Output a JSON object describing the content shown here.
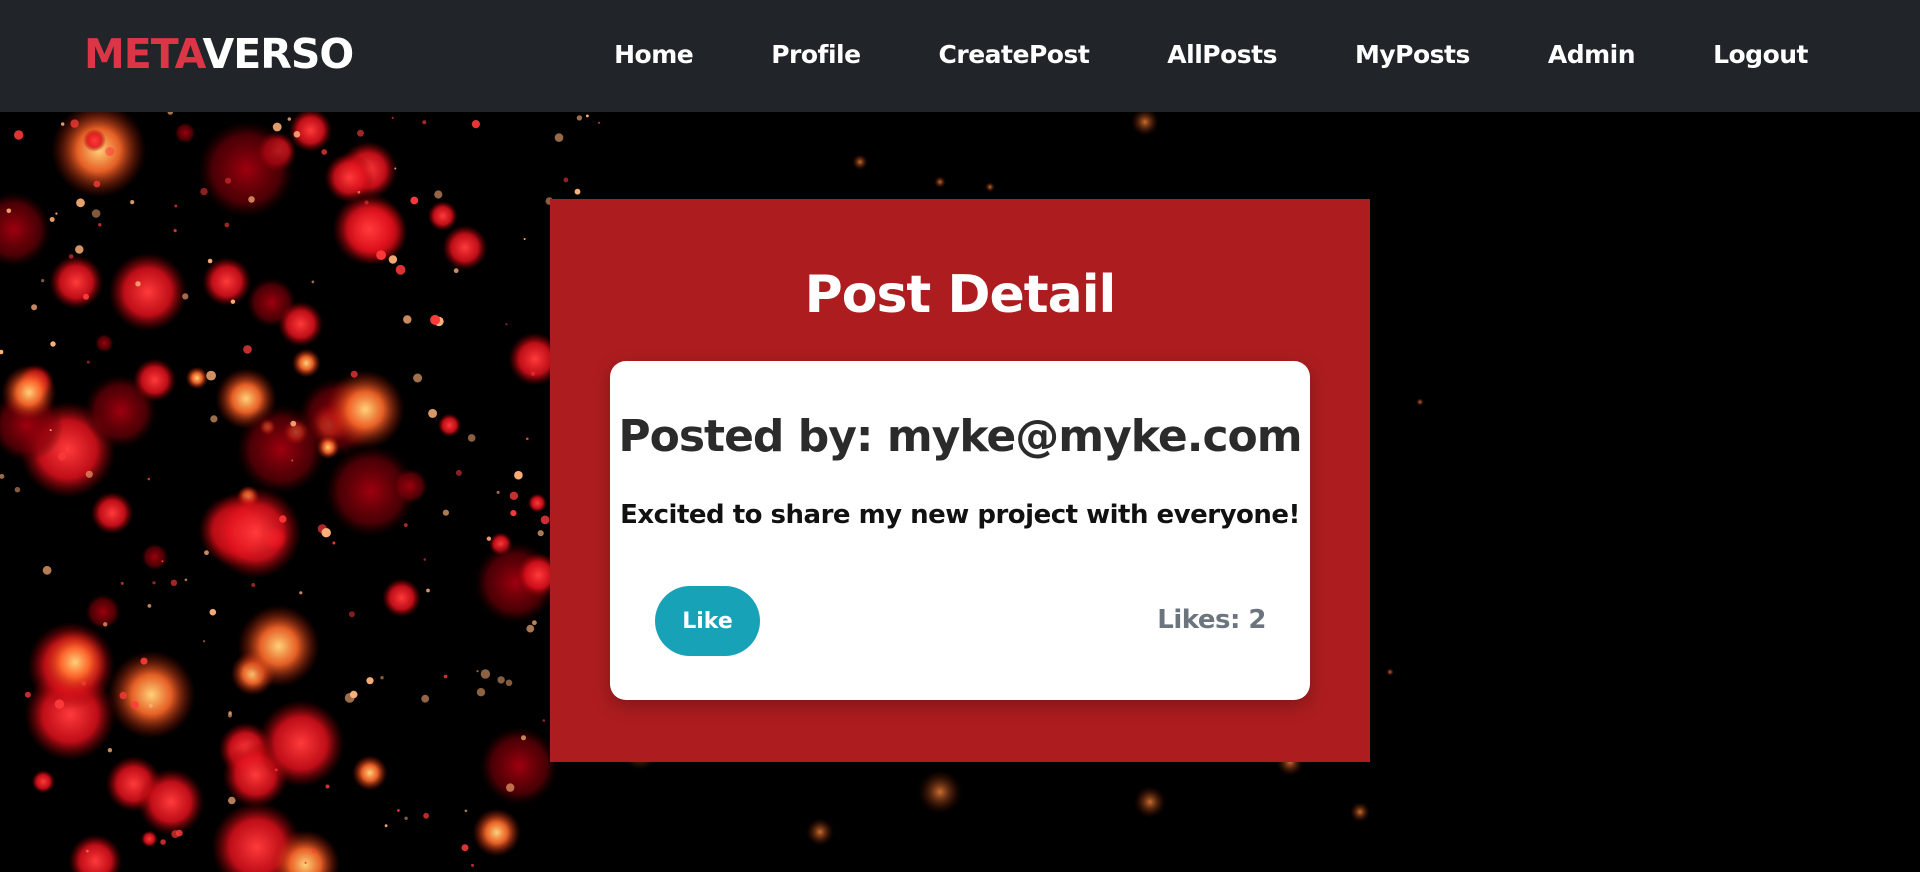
{
  "navbar": {
    "brand_part1": "META",
    "brand_part2": "VERSO",
    "links": [
      "Home",
      "Profile",
      "CreatePost",
      "AllPosts",
      "MyPosts",
      "Admin",
      "Logout"
    ]
  },
  "page": {
    "title": "Post Detail"
  },
  "post": {
    "author_line": "Posted by: myke@myke.com",
    "content": "Excited to share my new project with everyone!",
    "like_label": "Like",
    "likes_text": "Likes: 2"
  },
  "colors": {
    "navbar_bg": "#212529",
    "brand_accent": "#dc3545",
    "card_red": "#ad1d1f",
    "like_button": "#17a2b8",
    "likes_text": "#6c757d"
  }
}
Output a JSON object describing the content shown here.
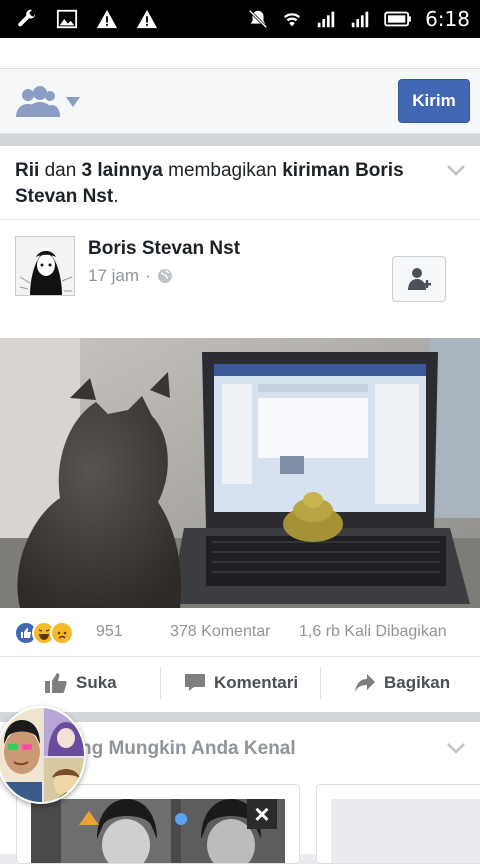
{
  "status_bar": {
    "time": "6:18",
    "left_icons": [
      "wrench-icon",
      "image-icon",
      "warning-icon",
      "warning-icon"
    ],
    "right_icons": [
      "mute-icon",
      "wifi-icon",
      "signal-icon",
      "signal-icon",
      "battery-icon"
    ]
  },
  "composer": {
    "audience_icon": "friends-icon",
    "send_label": "Kirim"
  },
  "post": {
    "share_actor_1": "Rii",
    "share_word_and": "dan",
    "share_actor_others": "3 lainnya",
    "share_verb": "membagikan",
    "share_object": "kiriman Boris Stevan Nst",
    "share_period": ".",
    "author": "Boris Stevan Nst",
    "time": "17 jam",
    "time_separator": "·",
    "privacy_icon": "globe-icon",
    "reactions": {
      "count": "951",
      "icons": [
        "like-icon",
        "haha-icon",
        "sad-icon"
      ]
    },
    "comments": "378 Komentar",
    "shares": "1,6 rb Kali Dibagikan"
  },
  "actions": {
    "like": "Suka",
    "comment": "Komentari",
    "share": "Bagikan"
  },
  "pymk": {
    "title": "rang Mungkin Anda Kenal",
    "close": "×"
  },
  "colors": {
    "accent": "#4267b2",
    "muted": "#90949c",
    "background": "#e9ebee"
  }
}
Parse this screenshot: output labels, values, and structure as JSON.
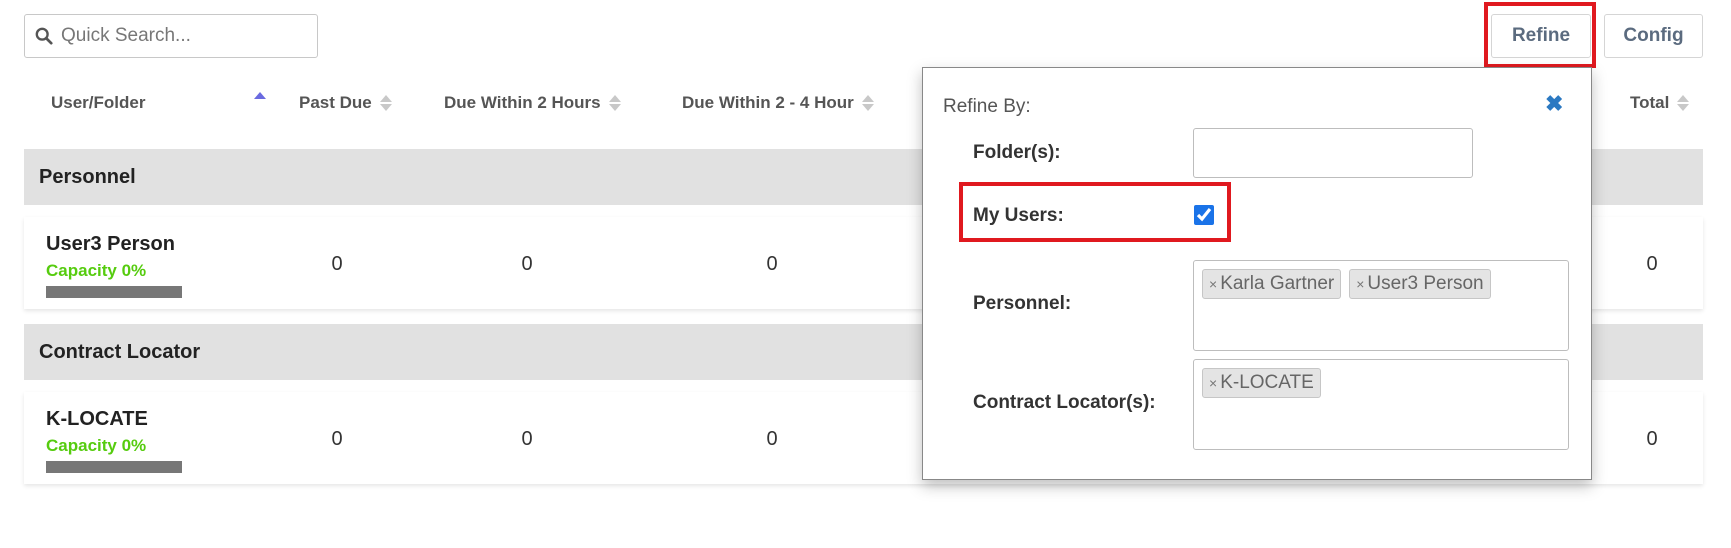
{
  "search": {
    "placeholder": "Quick Search..."
  },
  "toolbar": {
    "refine_label": "Refine",
    "config_label": "Config"
  },
  "table": {
    "headers": {
      "user_folder": "User/Folder",
      "past_due": "Past Due",
      "due_2h": "Due Within 2 Hours",
      "due_2_4h": "Due Within 2 - 4 Hour",
      "total": "Total"
    },
    "groups": [
      {
        "name": "Personnel",
        "rows": [
          {
            "name": "User3 Person",
            "capacity": "Capacity 0%",
            "past_due": "0",
            "due_2h": "0",
            "due_2_4h": "0",
            "total": "0"
          }
        ]
      },
      {
        "name": "Contract Locator",
        "rows": [
          {
            "name": "K-LOCATE",
            "capacity": "Capacity 0%",
            "past_due": "0",
            "due_2h": "0",
            "due_2_4h": "0",
            "total": "0"
          }
        ]
      }
    ]
  },
  "refine_panel": {
    "title": "Refine By:",
    "close_glyph": "✖",
    "folders_label": "Folder(s):",
    "folders_value": "",
    "my_users_label": "My Users:",
    "my_users_checked": true,
    "personnel_label": "Personnel:",
    "personnel_tags": [
      "Karla Gartner",
      "User3 Person"
    ],
    "contract_locators_label": "Contract Locator(s):",
    "contract_locator_tags": [
      "K-LOCATE"
    ],
    "tag_remove_glyph": "×"
  },
  "colors": {
    "highlight": "#e0191f",
    "capacity_green": "#56cc0f",
    "sort_active": "#6a6ae0",
    "close_blue": "#2b79c2",
    "group_bg": "#e1e1e1"
  },
  "icons": {
    "search": "search-icon",
    "close": "close-icon",
    "sort": "sort-icon"
  }
}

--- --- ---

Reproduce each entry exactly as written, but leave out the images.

◆ **Output for this exercise**:
Output a JSON object describing the content shown here.
{
  "navbar": {
    "brand_part1": "META",
    "brand_part2": "VERSO",
    "links": [
      "Home",
      "Profile",
      "CreatePost",
      "AllPosts",
      "MyPosts",
      "Admin",
      "Logout"
    ]
  },
  "page": {
    "title": "Post Detail"
  },
  "post": {
    "author_line": "Posted by: myke@myke.com",
    "content": "Excited to share my new project with everyone!",
    "like_label": "Like",
    "likes_text": "Likes: 2"
  },
  "colors": {
    "navbar_bg": "#212529",
    "brand_accent": "#dc3545",
    "card_red": "#ad1d1f",
    "like_button": "#17a2b8",
    "likes_text": "#6c757d"
  }
}
Output a JSON object describing the content shown here.
{
  "status_bar": {
    "time": "6:18",
    "left_icons": [
      "wrench-icon",
      "image-icon",
      "warning-icon",
      "warning-icon"
    ],
    "right_icons": [
      "mute-icon",
      "wifi-icon",
      "signal-icon",
      "signal-icon",
      "battery-icon"
    ]
  },
  "composer": {
    "audience_icon": "friends-icon",
    "send_label": "Kirim"
  },
  "post": {
    "share_actor_1": "Rii",
    "share_word_and": "dan",
    "share_actor_others": "3 lainnya",
    "share_verb": "membagikan",
    "share_object": "kiriman Boris Stevan Nst",
    "share_period": ".",
    "author": "Boris Stevan Nst",
    "time": "17 jam",
    "time_separator": "·",
    "privacy_icon": "globe-icon",
    "reactions": {
      "count": "951",
      "icons": [
        "like-icon",
        "haha-icon",
        "sad-icon"
      ]
    },
    "comments": "378 Komentar",
    "shares": "1,6 rb Kali Dibagikan"
  },
  "actions": {
    "like": "Suka",
    "comment": "Komentari",
    "share": "Bagikan"
  },
  "pymk": {
    "title": "rang Mungkin Anda Kenal",
    "close": "×"
  },
  "colors": {
    "accent": "#4267b2",
    "muted": "#90949c",
    "background": "#e9ebee"
  }
}
Parse this screenshot: output labels, values, and structure as JSON.
{
  "search": {
    "placeholder": "Quick Search..."
  },
  "toolbar": {
    "refine_label": "Refine",
    "config_label": "Config"
  },
  "table": {
    "headers": {
      "user_folder": "User/Folder",
      "past_due": "Past Due",
      "due_2h": "Due Within 2 Hours",
      "due_2_4h": "Due Within 2 - 4 Hour",
      "total": "Total"
    },
    "groups": [
      {
        "name": "Personnel",
        "rows": [
          {
            "name": "User3 Person",
            "capacity": "Capacity 0%",
            "past_due": "0",
            "due_2h": "0",
            "due_2_4h": "0",
            "total": "0"
          }
        ]
      },
      {
        "name": "Contract Locator",
        "rows": [
          {
            "name": "K-LOCATE",
            "capacity": "Capacity 0%",
            "past_due": "0",
            "due_2h": "0",
            "due_2_4h": "0",
            "total": "0"
          }
        ]
      }
    ]
  },
  "refine_panel": {
    "title": "Refine By:",
    "close_glyph": "✖",
    "folders_label": "Folder(s):",
    "folders_value": "",
    "my_users_label": "My Users:",
    "my_users_checked": true,
    "personnel_label": "Personnel:",
    "personnel_tags": [
      "Karla Gartner",
      "User3 Person"
    ],
    "contract_locators_label": "Contract Locator(s):",
    "contract_locator_tags": [
      "K-LOCATE"
    ],
    "tag_remove_glyph": "×"
  },
  "colors": {
    "highlight": "#e0191f",
    "capacity_green": "#56cc0f",
    "sort_active": "#6a6ae0",
    "close_blue": "#2b79c2",
    "group_bg": "#e1e1e1"
  },
  "icons": {
    "search": "search-icon",
    "close": "close-icon",
    "sort": "sort-icon"
  }
}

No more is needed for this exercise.